▼

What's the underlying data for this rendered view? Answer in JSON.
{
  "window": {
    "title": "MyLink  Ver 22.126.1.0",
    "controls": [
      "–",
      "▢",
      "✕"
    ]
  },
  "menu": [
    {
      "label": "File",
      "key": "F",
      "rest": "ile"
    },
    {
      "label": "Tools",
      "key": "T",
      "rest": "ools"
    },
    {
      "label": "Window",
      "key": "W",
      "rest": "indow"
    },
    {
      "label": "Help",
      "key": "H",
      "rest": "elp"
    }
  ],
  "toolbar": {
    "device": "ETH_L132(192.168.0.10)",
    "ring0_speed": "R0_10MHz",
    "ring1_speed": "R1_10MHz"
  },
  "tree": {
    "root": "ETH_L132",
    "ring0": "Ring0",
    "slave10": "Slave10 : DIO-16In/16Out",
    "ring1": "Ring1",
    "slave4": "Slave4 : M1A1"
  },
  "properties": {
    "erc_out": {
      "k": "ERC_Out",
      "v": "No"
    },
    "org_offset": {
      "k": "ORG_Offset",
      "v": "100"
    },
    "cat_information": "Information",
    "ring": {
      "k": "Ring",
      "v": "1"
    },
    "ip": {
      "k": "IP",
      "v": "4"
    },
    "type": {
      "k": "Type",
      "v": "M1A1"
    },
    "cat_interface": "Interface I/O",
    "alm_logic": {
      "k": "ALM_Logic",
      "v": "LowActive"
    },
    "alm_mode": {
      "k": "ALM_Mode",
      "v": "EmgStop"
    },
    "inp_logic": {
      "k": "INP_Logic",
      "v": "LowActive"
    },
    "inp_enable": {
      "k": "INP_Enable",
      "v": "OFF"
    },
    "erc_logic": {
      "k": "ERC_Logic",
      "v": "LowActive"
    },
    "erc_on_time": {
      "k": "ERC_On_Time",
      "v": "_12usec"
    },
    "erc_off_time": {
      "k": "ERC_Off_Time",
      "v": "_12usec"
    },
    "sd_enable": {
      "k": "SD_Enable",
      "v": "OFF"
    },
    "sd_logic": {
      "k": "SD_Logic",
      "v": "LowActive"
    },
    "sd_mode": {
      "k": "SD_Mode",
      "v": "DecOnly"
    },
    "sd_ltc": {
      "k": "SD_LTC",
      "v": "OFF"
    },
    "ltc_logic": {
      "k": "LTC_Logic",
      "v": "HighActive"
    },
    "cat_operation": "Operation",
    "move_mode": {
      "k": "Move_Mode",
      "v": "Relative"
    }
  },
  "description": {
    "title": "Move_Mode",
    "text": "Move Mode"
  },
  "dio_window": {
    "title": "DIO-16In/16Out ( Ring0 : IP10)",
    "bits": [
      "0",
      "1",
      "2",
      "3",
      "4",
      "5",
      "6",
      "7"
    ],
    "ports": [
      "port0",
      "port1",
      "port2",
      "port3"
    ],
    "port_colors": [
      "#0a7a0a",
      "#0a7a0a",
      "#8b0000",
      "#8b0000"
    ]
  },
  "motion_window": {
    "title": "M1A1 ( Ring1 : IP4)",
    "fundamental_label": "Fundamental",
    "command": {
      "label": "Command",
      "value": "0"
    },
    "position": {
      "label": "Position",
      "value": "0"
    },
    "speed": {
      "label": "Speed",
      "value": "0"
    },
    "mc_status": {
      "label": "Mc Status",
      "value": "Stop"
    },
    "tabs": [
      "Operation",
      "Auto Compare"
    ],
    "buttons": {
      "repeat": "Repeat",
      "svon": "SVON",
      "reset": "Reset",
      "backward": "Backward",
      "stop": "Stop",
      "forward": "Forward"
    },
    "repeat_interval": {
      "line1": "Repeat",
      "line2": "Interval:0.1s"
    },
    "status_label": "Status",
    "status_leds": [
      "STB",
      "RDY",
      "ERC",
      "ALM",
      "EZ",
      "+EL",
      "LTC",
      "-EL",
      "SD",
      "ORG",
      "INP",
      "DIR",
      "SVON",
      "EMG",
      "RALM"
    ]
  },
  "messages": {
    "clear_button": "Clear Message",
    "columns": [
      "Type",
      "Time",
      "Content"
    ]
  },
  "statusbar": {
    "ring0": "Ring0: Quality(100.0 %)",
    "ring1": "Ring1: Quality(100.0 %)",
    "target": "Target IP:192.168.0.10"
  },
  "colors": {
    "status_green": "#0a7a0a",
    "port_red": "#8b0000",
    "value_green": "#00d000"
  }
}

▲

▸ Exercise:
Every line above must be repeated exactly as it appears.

▸ Reply:
What's the underlying data for this rendered view? Answer in JSON.
{
  "window": {
    "title": "MyLink  Ver 22.126.1.0",
    "controls": [
      "–",
      "▢",
      "✕"
    ]
  },
  "menu": [
    {
      "label": "File",
      "key": "F",
      "rest": "ile"
    },
    {
      "label": "Tools",
      "key": "T",
      "rest": "ools"
    },
    {
      "label": "Window",
      "key": "W",
      "rest": "indow"
    },
    {
      "label": "Help",
      "key": "H",
      "rest": "elp"
    }
  ],
  "toolbar": {
    "device": "ETH_L132(192.168.0.10)",
    "ring0_speed": "R0_10MHz",
    "ring1_speed": "R1_10MHz"
  },
  "tree": {
    "root": "ETH_L132",
    "ring0": "Ring0",
    "slave10": "Slave10 : DIO-16In/16Out",
    "ring1": "Ring1",
    "slave4": "Slave4 : M1A1"
  },
  "properties": {
    "erc_out": {
      "k": "ERC_Out",
      "v": "No"
    },
    "org_offset": {
      "k": "ORG_Offset",
      "v": "100"
    },
    "cat_information": "Information",
    "ring": {
      "k": "Ring",
      "v": "1"
    },
    "ip": {
      "k": "IP",
      "v": "4"
    },
    "type": {
      "k": "Type",
      "v": "M1A1"
    },
    "cat_interface": "Interface I/O",
    "alm_logic": {
      "k": "ALM_Logic",
      "v": "LowActive"
    },
    "alm_mode": {
      "k": "ALM_Mode",
      "v": "EmgStop"
    },
    "inp_logic": {
      "k": "INP_Logic",
      "v": "LowActive"
    },
    "inp_enable": {
      "k": "INP_Enable",
      "v": "OFF"
    },
    "erc_logic": {
      "k": "ERC_Logic",
      "v": "LowActive"
    },
    "erc_on_time": {
      "k": "ERC_On_Time",
      "v": "_12usec"
    },
    "erc_off_time": {
      "k": "ERC_Off_Time",
      "v": "_12usec"
    },
    "sd_enable": {
      "k": "SD_Enable",
      "v": "OFF"
    },
    "sd_logic": {
      "k": "SD_Logic",
      "v": "LowActive"
    },
    "sd_mode": {
      "k": "SD_Mode",
      "v": "DecOnly"
    },
    "sd_ltc": {
      "k": "SD_LTC",
      "v": "OFF"
    },
    "ltc_logic": {
      "k": "LTC_Logic",
      "v": "HighActive"
    },
    "cat_operation": "Operation",
    "move_mode": {
      "k": "Move_Mode",
      "v": "Relative"
    }
  },
  "description": {
    "title": "Move_Mode",
    "text": "Move Mode"
  },
  "dio_window": {
    "title": "DIO-16In/16Out ( Ring0 : IP10)",
    "bits": [
      "0",
      "1",
      "2",
      "3",
      "4",
      "5",
      "6",
      "7"
    ],
    "ports": [
      "port0",
      "port1",
      "port2",
      "port3"
    ],
    "port_colors": [
      "#0a7a0a",
      "#0a7a0a",
      "#8b0000",
      "#8b0000"
    ]
  },
  "motion_window": {
    "title": "M1A1 ( Ring1 : IP4)",
    "fundamental_label": "Fundamental",
    "command": {
      "label": "Command",
      "value": "0"
    },
    "position": {
      "label": "Position",
      "value": "0"
    },
    "speed": {
      "label": "Speed",
      "value": "0"
    },
    "mc_status": {
      "label": "Mc Status",
      "value": "Stop"
    },
    "tabs": [
      "Operation",
      "Auto Compare"
    ],
    "buttons": {
      "repeat": "Repeat",
      "svon": "SVON",
      "reset": "Reset",
      "backward": "Backward",
      "stop": "Stop",
      "forward": "Forward"
    },
    "repeat_interval": {
      "line1": "Repeat",
      "line2": "Interval:0.1s"
    },
    "status_label": "Status",
    "status_leds": [
      "STB",
      "RDY",
      "ERC",
      "ALM",
      "EZ",
      "+EL",
      "LTC",
      "-EL",
      "SD",
      "ORG",
      "INP",
      "DIR",
      "SVON",
      "EMG",
      "RALM"
    ]
  },
  "messages": {
    "clear_button": "Clear Message",
    "columns": [
      "Type",
      "Time",
      "Content"
    ]
  },
  "statusbar": {
    "ring0": "Ring0: Quality(100.0 %)",
    "ring1": "Ring1: Quality(100.0 %)",
    "target": "Target IP:192.168.0.10"
  },
  "colors": {
    "status_green": "#0a7a0a",
    "port_red": "#8b0000",
    "value_green": "#00d000"
  }
}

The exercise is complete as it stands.